This is an archived article that was published on sltrib.com in 2012, and information in the article may be outdated. It is provided only for personal research purposes and may not be reprinted.
Heading into the 2012-13 season, the Jazz have a problem that's been a problem for too long, a habit that's been a bad habit for years now. It might be mistaken as a token of toughness or an indicator of playing good, hard defense. It might show that opponents have to earn their points when they roll into EnergySolutions Arena, or when the Jazz come to their buildings. Perhaps some think it a kind of badge of honor, that the Jazz will concede nothing casually, that opponents had best put on the body armor before jumping it up with the Jazz.

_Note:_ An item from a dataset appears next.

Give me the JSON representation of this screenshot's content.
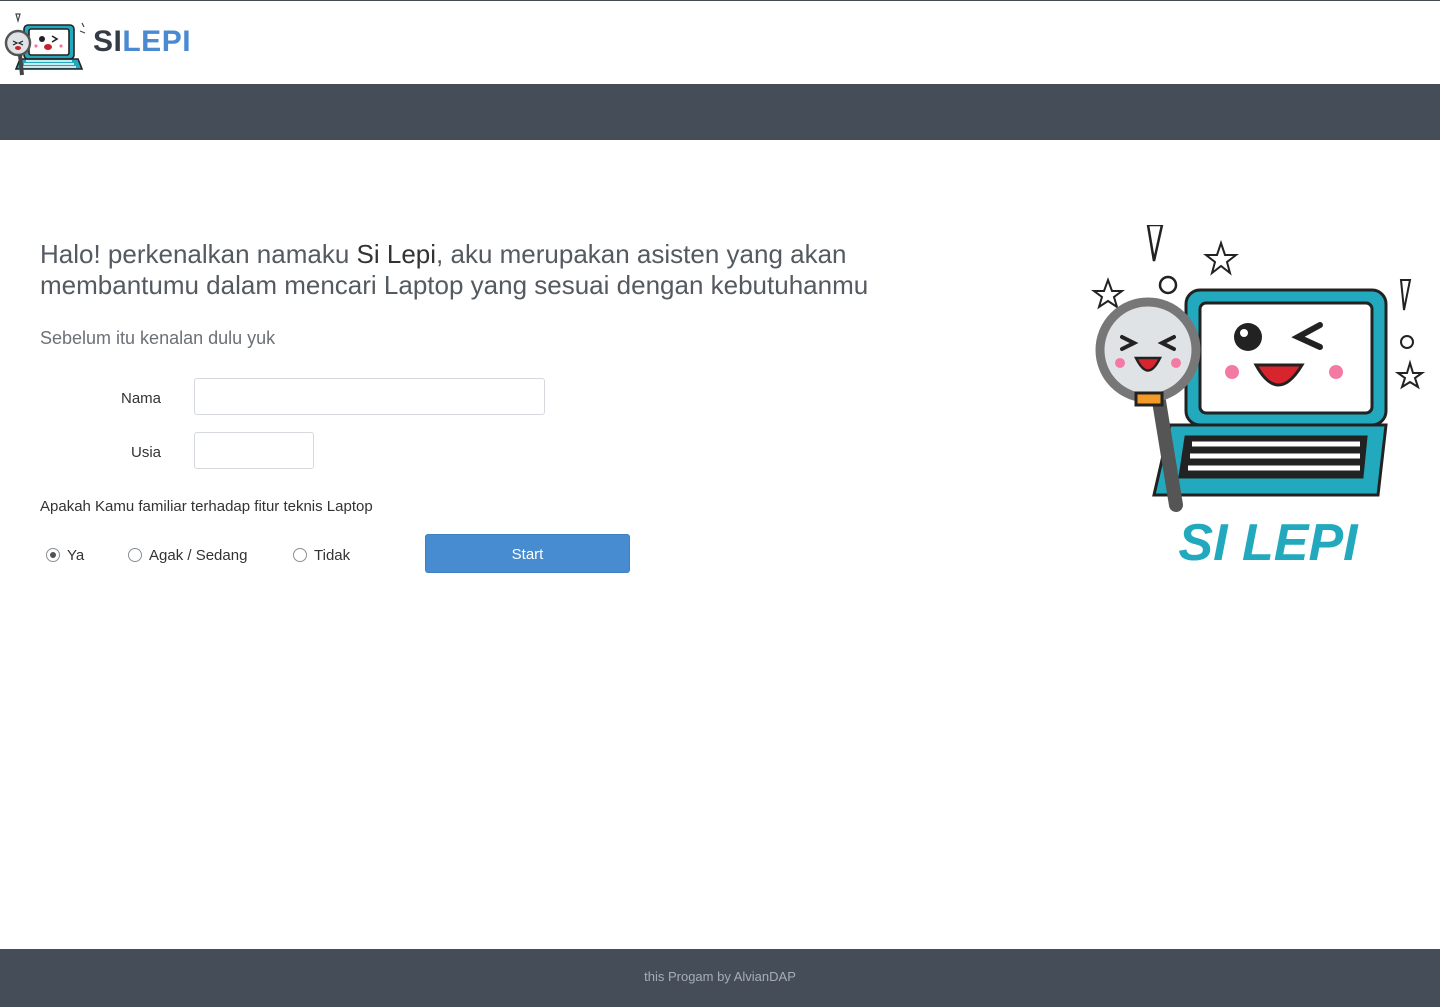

But it's really no sign of machismo. It's not a positive. It's a weakness. It's something to work on and correct and ditch for better results. It might leave other teams sore. It might make them angry. Bottom line, though, it doesn't help the Jazz win.
They foul too much.
Over the past 12 seasons, the Jazz have committed more fouls than any other NBA team seven times. They finished in the top five three additional times. And they never finished below eighth.
Those are remarkable stats.
Last year, the Jazz were second in number of fouls committed, averaging nearly 22 per game.
It's not an advantage. They aren't and never have been the Bad Boy Pistons. They are a team that too often finds itself out of position at the defensive end and reaches and hacks and bumps to make up for late preparation, diminished anticipation and a lack of athleticism.
It not only besmirches the beauty of a fluid basketball game, it gives away easy points to opposing players, most of whom can regularly drain shots of charity, wholly uncontested, from 15 feet.
In 2011-12, only the Toronto Raptors fouled more than the Jazz. Other teams among the league leaders included Golden State and Washington. Does that sound like company the Jazz want to keep?
No. It does not.
They finished 23rd among 30 teams in points allowed per game, giving up an average of 99. They yielded 26.2 free-throw attempts, again second only to the Raptors, and opponents made an average of 19.7, also second in the league.
Compare that with teams like Chicago, which allowed its opponents just 19.4 free throws and 14.3 makes, and the Lakers, who gave up 18.4 and 13.7.
In a league where the margin of victory is often slim, that's a lot of unnecessary points for the Jazz to surrender every night. After all, Utah averaged 99.7 points and gave up the aforementioned 99.
Imagine what less fouling and just a bit of more authentic defense would do for the win-loss column. It seems an achievable benefit, a habit that can be broken.
"A lot of times, when you get in foul trouble, it's because you're late in getting there, and you either reach in or you don't have good position," said Jazz vice president Kevin O'Connor. You have to "try to play defense early, try to get your body on somebody so they have to shoot over you, not around you. And the other thing you have to do, you have to trust the other four players on the floor. If you do that, the rotations are better and maybe you get there sooner and maybe you don't get a foul, maybe you get a charge."
Foremost among Jazz players who foul a lot is Paul Millsap, who finished second in the league in total personal fouls during last year's shortened season with 222. Only the Kings' DeMarcus Cousins fouled more. The season before, Millsap finished tied for third with 272. Al Jefferson was 17th that year with 238. And the previous season, Millsap took second with 285. Still with the Jazz that year, Carlos Boozer finished in the eighth spot with 270. And in 2008-09, Millsap again finished second with 288.
Some of that is born out of hustle, and no one can question Millsap's heart. But, if the Jazz as a team are to fulfill their potential, they'll have to do as O'Connor suggested: put up better team defense and work hard individually to prepare before a play or a move or a shot occurs. The Jazz's increased youth and athleticism should help them in that regard.
It has to in order for them to close the gap on margin of defeat or increase the gap on margin of victory.
GORDON MONSON hosts "The Big Show" weekdays from 3-7 p.m. on 1280 and 960 AM and 97.5 FM The Zone. Twitter: @Gordon Monson.